Canopy Growth Corp. (TSX: WEED and NYSE: CGC) is banking on Martha Stewart’s celebrity status to help it rocket past a cluttered U.S. CBD market.
On Thursday, the Canadian cannabis behemoth said it launched a new line of CBD gummies, softgels and oil drops in the states, all backed by the lifestyle mogul’s name.
Cannabidiol, or CBD for short, exploded in popularity in 2019 with American companies promoting the hemp extract as a natural way to treat ailments like pain and anxiety without the high produced by THC.
But without U.S. Food and Drug Administration regulations, Canopy has noted the market is “cluttered and confusing” with almost 3,000 CBD brands in the space.
Stewart, 79, teamed up with Canopy as an advisor in early 2019 to develop a broad range of CBD products using her 30,000 recipes published in Martha Stewart Living magazine.
Canopy expects big returns as her publication boasts over 7.3 million readers who are 91 per cent female with a median household income of US$82,175, according to media research firm Meredith.
Stewart has said she used CBD to treat her a foot injury and to treat anxiety her French bulldog Fanny suffered from. Later this year, Canopy will add a Stewart-branded line of CBD pet products, according to a statement.
“I’ve found that CBD supplements are a simple way to enhance my own health and wellness, especially when it comes to managing the stresses of daily life,” Stewart said in the statement. “I set out to create the most delicious CBD products on the market, drawing inspiration from some of my favorite recipes and flavour profiles from my greenhouse and gardens.”

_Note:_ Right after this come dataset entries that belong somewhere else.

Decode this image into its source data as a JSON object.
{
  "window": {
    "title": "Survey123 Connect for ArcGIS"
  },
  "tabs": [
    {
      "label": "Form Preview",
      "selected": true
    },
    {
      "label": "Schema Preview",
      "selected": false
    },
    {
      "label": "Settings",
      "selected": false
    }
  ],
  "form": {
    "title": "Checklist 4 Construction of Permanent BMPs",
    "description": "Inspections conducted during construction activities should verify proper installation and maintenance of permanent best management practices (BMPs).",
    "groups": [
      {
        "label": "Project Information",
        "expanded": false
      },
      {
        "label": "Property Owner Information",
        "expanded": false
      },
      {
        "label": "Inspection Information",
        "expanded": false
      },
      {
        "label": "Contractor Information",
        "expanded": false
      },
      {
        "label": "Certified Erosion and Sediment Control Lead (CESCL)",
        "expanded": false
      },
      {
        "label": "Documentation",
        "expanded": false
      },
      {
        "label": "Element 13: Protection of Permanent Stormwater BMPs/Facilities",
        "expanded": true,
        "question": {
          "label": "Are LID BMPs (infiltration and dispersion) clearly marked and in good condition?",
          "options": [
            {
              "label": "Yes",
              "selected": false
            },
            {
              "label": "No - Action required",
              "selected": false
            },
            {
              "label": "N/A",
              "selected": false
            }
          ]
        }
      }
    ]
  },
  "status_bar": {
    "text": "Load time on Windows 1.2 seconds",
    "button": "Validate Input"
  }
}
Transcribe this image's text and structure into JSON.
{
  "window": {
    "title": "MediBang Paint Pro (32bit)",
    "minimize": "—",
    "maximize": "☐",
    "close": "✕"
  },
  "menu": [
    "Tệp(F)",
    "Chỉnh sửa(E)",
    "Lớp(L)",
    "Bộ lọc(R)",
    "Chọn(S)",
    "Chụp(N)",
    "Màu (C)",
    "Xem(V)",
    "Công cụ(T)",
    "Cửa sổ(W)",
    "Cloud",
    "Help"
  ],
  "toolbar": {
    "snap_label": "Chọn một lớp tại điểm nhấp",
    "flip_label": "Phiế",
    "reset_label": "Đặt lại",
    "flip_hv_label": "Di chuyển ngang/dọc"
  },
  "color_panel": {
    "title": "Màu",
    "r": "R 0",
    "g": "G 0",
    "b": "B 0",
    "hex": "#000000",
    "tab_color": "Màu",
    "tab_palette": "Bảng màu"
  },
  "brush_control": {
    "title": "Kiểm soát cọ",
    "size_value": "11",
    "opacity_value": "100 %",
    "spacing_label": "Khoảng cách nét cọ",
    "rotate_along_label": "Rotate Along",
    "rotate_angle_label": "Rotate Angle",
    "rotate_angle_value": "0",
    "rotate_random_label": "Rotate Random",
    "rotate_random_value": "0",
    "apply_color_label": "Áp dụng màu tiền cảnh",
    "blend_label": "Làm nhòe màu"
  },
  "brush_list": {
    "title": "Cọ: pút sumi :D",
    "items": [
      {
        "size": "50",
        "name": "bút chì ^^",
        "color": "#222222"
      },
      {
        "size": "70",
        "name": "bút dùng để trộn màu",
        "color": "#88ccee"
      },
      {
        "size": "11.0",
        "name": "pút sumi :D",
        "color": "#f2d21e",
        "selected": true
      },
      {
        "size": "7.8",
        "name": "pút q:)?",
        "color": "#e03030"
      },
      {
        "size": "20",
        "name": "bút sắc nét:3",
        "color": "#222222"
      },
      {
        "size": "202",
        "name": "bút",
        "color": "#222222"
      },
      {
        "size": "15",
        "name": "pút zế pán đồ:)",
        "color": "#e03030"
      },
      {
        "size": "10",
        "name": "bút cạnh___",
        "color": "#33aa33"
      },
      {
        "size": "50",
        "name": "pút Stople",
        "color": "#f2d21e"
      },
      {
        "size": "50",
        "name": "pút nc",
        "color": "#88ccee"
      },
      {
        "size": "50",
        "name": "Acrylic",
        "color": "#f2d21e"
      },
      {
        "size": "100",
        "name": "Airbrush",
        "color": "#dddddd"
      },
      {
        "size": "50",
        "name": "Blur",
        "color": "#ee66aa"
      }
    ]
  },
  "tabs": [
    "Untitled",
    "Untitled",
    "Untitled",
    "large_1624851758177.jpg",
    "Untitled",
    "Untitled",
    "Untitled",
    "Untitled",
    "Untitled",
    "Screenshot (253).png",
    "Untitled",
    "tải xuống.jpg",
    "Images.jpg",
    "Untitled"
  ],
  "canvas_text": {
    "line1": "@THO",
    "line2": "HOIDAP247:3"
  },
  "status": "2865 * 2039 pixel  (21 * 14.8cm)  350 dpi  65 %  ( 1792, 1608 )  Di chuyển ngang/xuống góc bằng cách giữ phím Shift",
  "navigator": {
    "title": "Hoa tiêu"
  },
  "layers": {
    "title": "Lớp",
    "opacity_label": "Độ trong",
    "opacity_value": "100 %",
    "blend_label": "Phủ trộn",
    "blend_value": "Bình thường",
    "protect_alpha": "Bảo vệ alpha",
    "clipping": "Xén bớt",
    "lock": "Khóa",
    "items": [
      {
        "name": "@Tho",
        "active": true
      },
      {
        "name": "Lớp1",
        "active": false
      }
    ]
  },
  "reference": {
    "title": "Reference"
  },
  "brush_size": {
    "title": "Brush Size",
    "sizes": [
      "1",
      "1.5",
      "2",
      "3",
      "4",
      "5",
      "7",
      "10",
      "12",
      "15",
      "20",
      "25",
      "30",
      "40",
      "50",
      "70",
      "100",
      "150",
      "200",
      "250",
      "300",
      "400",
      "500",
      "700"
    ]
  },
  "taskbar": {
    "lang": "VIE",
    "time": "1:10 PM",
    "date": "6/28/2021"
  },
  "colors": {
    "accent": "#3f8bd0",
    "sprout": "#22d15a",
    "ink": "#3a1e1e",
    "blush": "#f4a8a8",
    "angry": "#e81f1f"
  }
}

Stewart added that her infused gummies, which come in flavours like huckleberry and kumquat, resemble French confections that are unique compared to other overly sweet options on the market.
US FDA regs could further shakeup crowded CBD space
Canopy says the products are developed with its own “cannabinoid scientists” to ensure its hemp-derived CBD isolate provides consistent doses.
Earlier this summer, the firm said it’s been conducting in-house research trials and working closely with the FDA to establish CBD safety guidelines and a recommended daily dose.
Canopy is confident the FDA will eventually come up with a legal definition for CBD, which is expected to significantly open up the market. However, the company has also hedged its bets by cosying up with lawmakers on Capitol Hill who could veto the FDA and provide a legislative solution for CBD through its classification as a dietary supplement.
Either way, Canopy sees long-term potential.
Cannabis market trackers at Brightfield Group estimate the U.S. CBD market could reach US$16.8 billion by 2025 if the FDA issues regulations in a reasonable timeframe.
But the research firm also noted in a recent report that hype has waned considerably in 2020 with sales projected to climb only 14 per cent this year after soaring 562 per cent in 2019. Brightfield forecasts US$4.7 billion in sales in 2020 after reporting US$4.1 billion in sales last year.
Canopy sees opportunities for growth with the CBD-curious demographic, citing that 86 per cent of Americans have heard of the wellness extract but only 18 per cent of people have tried it.
“We are committed to leading the CBD industry by providing trusted brands, which is why we’ve chosen to collaborate with Martha Stewart, someone who people turn to for advice on living well,” Canopy CEO David Klein said in the statement.
The company highlighted earlier how weakly positioned many U.S. CBD companies are today: 94 per cent have sales below $1 million.
Brightfield says the pandemic has led to a “significant extinction event” for hundreds of small CBD brands and increased consolidation in 2020.
Charlotte’s Web Holdings, Inc. (TSX: CWEB) remained the number one U.S. CBD company in the first quarter of this year, followed by Medterra and Green Roads, according to Brightfield.
Read more: Revenue growth stagnates for Charlotte’s Web
Top image via Canopy